THE ART OF COMMUNITY BUILDING
Frasers Property Australia has been creating places for people to belong since 1924. At the very heart of this ethos are their Community Development Managers, people like Michelle Mrzyglocki, who are responsible for nurturing and driving community spirit. They know better than all of us that a place where community thrives is a place where people feel they truly belong.
When we think of the word community, we think of a place where the people are connected. This could be your family or friends, your street, or your neighbourhood. At an instinctual level we tend to understand that a sense of connection is what drives feelings of belonging. Yet rarely do we question how this comes to be.
There’s no secret formula that goes into fostering a sense of community. It’s not something that can be googled or a how-to guide that can be found. Rather, community is something that manifests in many different shapes and forms. It’s an intangible thing that’s unique to each and every case, differing in every neighbourhood that Frasers is responsible for.
So, what exactly is community building?
Community Development Manager for Frasers Property communities in Western Australia, Michelle Mrzyglocki sums it up as: “creating the most fertile environment for the community to make a really great and healthy start.” A good way of thinking of it is to visualise her as a coach, networker, and team member all in one. She’s the one who is there to shape the scaffolding to best support residents, providing the opportunity for them to connect with their neighbours and the wider community.
Community building is about helping the community realise their collective vision of the kind of place they want to live in. We do this through bespoke strategy, programming, education events, and planning with the community and local stakeholders. We make sure the community has the skills, connections and setting to succeed in their vision. Which, all together, encourages and fast tracks a healthy and resilient neighbourhood within a broader community setting.”
Where it begins
In the beginning of a community’s life cycle, the very first piece of the puzzle comes from the residents themselves. For Michelle, this means facilitating those big collective community vision conversations about what sort of place residents would like to live in. “The first step is simple. I’ll sit down with residents and have a chat. This is how we find out their hopes and dreams, their aspirations for where they live and the types of experiences they desire to have. From here, we can start thinking and planning about how we can help them achieve these ambitions.” In the community of Frasers Landing in Western Australia, this has manifested in a host of activities and initiatives, both within the neighbourhood and including the larger suburb of Mandurah. “They do everything from regular morning teas and community barbeques to celebrating Australia Day with their annual thong-throwing competition on the green,” shares Michelle. “We’ve also done National Tree Day, an event that helped connect Frasers Landing with the wider Mandurah community, including six local Rotary Clubs, Scouts and Girl Guides.
Where it ends

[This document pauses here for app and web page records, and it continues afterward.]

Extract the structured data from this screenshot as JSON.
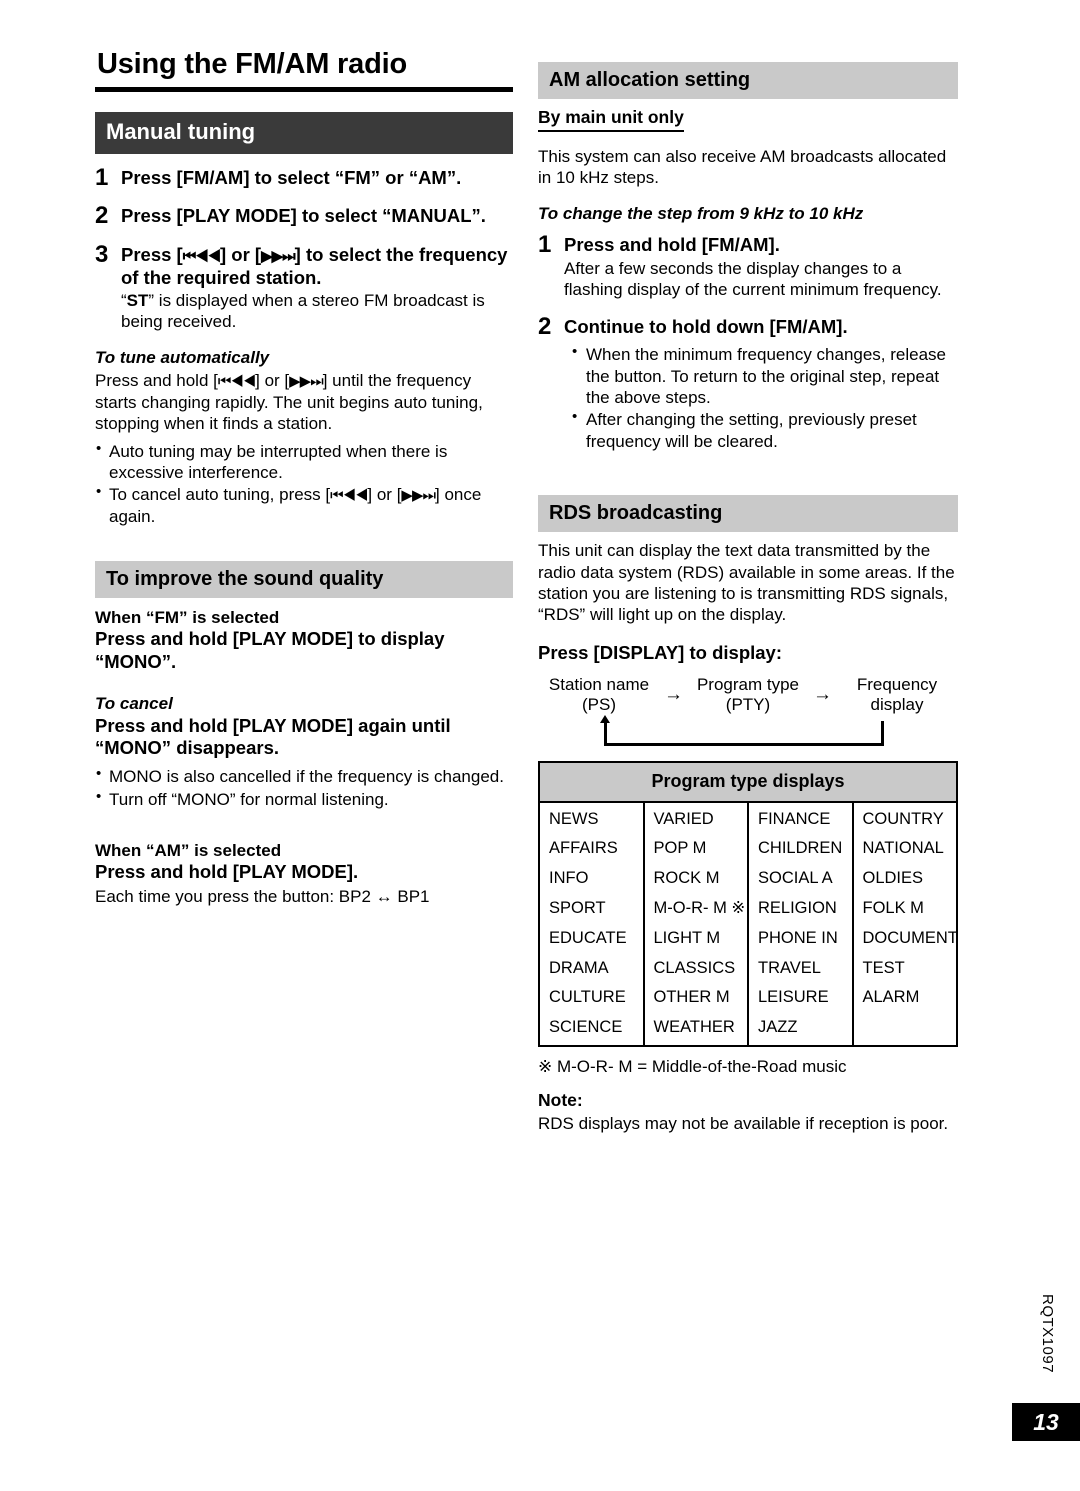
{
  "page_title": "Using the FM/AM radio",
  "left_column": {
    "manual_tuning": {
      "heading": "Manual tuning",
      "steps": [
        {
          "num": "1",
          "head": "Press [FM/AM] to select “FM” or “AM”."
        },
        {
          "num": "2",
          "head": "Press [PLAY MODE] to select “MANUAL”."
        },
        {
          "num": "3",
          "head_part1": "Press [",
          "head_glyph1": "⏮◀◀",
          "head_mid": "] or [",
          "head_glyph2": "▶▶⏭",
          "head_part2": "] to select the frequency of the required station.",
          "sub_pre": "“",
          "sub_bold": "ST",
          "sub_post": "” is displayed when a stereo FM broadcast is being received."
        }
      ],
      "auto_tune": {
        "heading": "To tune automatically",
        "body_pre": "Press and hold [",
        "body_glyph1": "⏮◀◀",
        "body_mid": "] or [",
        "body_glyph2": "▶▶⏭",
        "body_post": "] until the frequency starts changing rapidly. The unit begins auto tuning, stopping when it finds a station.",
        "bullets": [
          {
            "text": "Auto tuning may be interrupted when there is excessive interference."
          },
          {
            "pre": "To cancel auto tuning, press [",
            "glyph1": "⏮◀◀",
            "mid": "] or [",
            "glyph2": "▶▶⏭",
            "post": "] once again."
          }
        ]
      }
    },
    "sound_quality": {
      "heading": "To improve the sound quality",
      "fm_label": "When “FM” is selected",
      "fm_instruction": "Press and hold [PLAY MODE] to display “MONO”.",
      "cancel_label": "To cancel",
      "cancel_instruction": "Press and hold [PLAY MODE] again until “MONO” disappears.",
      "cancel_bullets": [
        "MONO is also cancelled if the frequency is changed.",
        "Turn off “MONO” for normal listening."
      ],
      "am_label": "When “AM” is selected",
      "am_instruction": "Press and hold [PLAY MODE].",
      "am_note": "Each time you press the button: BP2 ↔ BP1"
    }
  },
  "right_column": {
    "am_allocation": {
      "heading": "AM allocation setting",
      "by_main_unit": "By main unit only",
      "intro": "This system can also receive AM broadcasts allocated in 10 kHz steps.",
      "change_step_heading": "To change the step from 9 kHz to 10 kHz",
      "steps": [
        {
          "num": "1",
          "head": "Press and hold [FM/AM].",
          "sub": "After a few seconds the display changes to a flashing display of the current minimum frequency."
        },
        {
          "num": "2",
          "head": "Continue to hold down [FM/AM].",
          "bullets": [
            "When the minimum frequency changes, release the button. To return to the original step, repeat the above steps.",
            "After changing the setting, previously preset frequency will be cleared."
          ]
        }
      ]
    },
    "rds": {
      "heading": "RDS broadcasting",
      "intro": "This unit can display the text data transmitted by the radio data system (RDS) available in some areas. If the station you are listening to is transmitting RDS signals, “RDS” will light up on the display.",
      "display_instruction": "Press [DISPLAY] to display:",
      "flow": {
        "nodes": [
          "Station name (PS)",
          "Program type (PTY)",
          "Frequency display"
        ],
        "arrow": "→"
      },
      "table": {
        "title": "Program type displays",
        "rows": [
          [
            "NEWS",
            "VARIED",
            "FINANCE",
            "COUNTRY"
          ],
          [
            "AFFAIRS",
            "POP M",
            "CHILDREN",
            "NATIONAL"
          ],
          [
            "INFO",
            "ROCK M",
            "SOCIAL A",
            "OLDIES"
          ],
          [
            "SPORT",
            "M-O-R- M ※",
            "RELIGION",
            "FOLK M"
          ],
          [
            "EDUCATE",
            "LIGHT M",
            "PHONE IN",
            "DOCUMENT"
          ],
          [
            "DRAMA",
            "CLASSICS",
            "TRAVEL",
            "TEST"
          ],
          [
            "CULTURE",
            "OTHER M",
            "LEISURE",
            "ALARM"
          ],
          [
            "SCIENCE",
            "WEATHER",
            "JAZZ",
            ""
          ]
        ]
      },
      "footnote": "※ M-O-R- M = Middle-of-the-Road music",
      "note_label": "Note:",
      "note_text": "RDS displays may not be available if reception is poor."
    }
  },
  "footer": {
    "doc_code": "RQTX1097",
    "page_number": "13"
  }
}
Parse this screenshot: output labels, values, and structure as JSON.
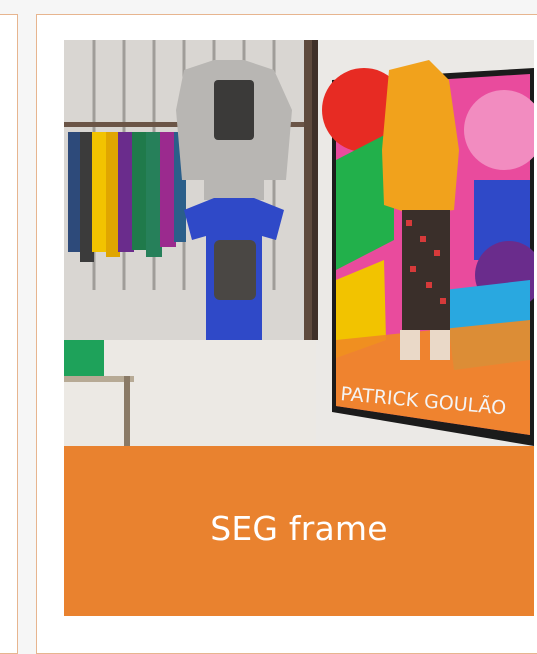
{
  "card": {
    "caption": "SEG frame",
    "image_alt": "Retail store with clothing racks and a fabric frame poster",
    "poster_text": "PATRICK GOULÃO",
    "accent_color": "#e9822f",
    "border_color": "#e7b58f"
  }
}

The development of a community never finishes, it’s constantly evolving. But while the work doesn’t end, the Community Development Manager’s job there does. “We always have the vision that we’re stepping out. It’s a relatively short-term relationship. You’ve got to look at it like you’re setting them up and giving the community the tools they need to not only survive, but thrive. And doing that as quickly as we can while they have us as a resource. If I don’t do myself out of a job, I haven’t done my job.” And with their incredible community spirit, pride in where they live, as well as the drive and ability to self-organise events, Frasers Landing is almost there. “The residents have created a really welcoming, vibrant community,” Michelle notes, “I can see they feel really supported by each other and have a great understanding of what a good neighbour is. They really have that feeling of being able to go next door to get that cup of sugar” “It’s really not about what my vision is. It must come from the people who live there. The most important part to fostering community spirit is that the drive comes from the residents. Because if they’re not excited about it and given the opportunity to participate and shape the outcome, they’re not going to be a part of it.”
“At the end of the day, the most important thing is to ensure that the Frasers community we co-create, our new piece of the puzzle, fits in seamlessly with the wider neighbourhood. It’s about enabling the foundations for healthy, welcoming connections and a good culture within the community. And that never stops. It continues evolving throughout the lifespan of the community.”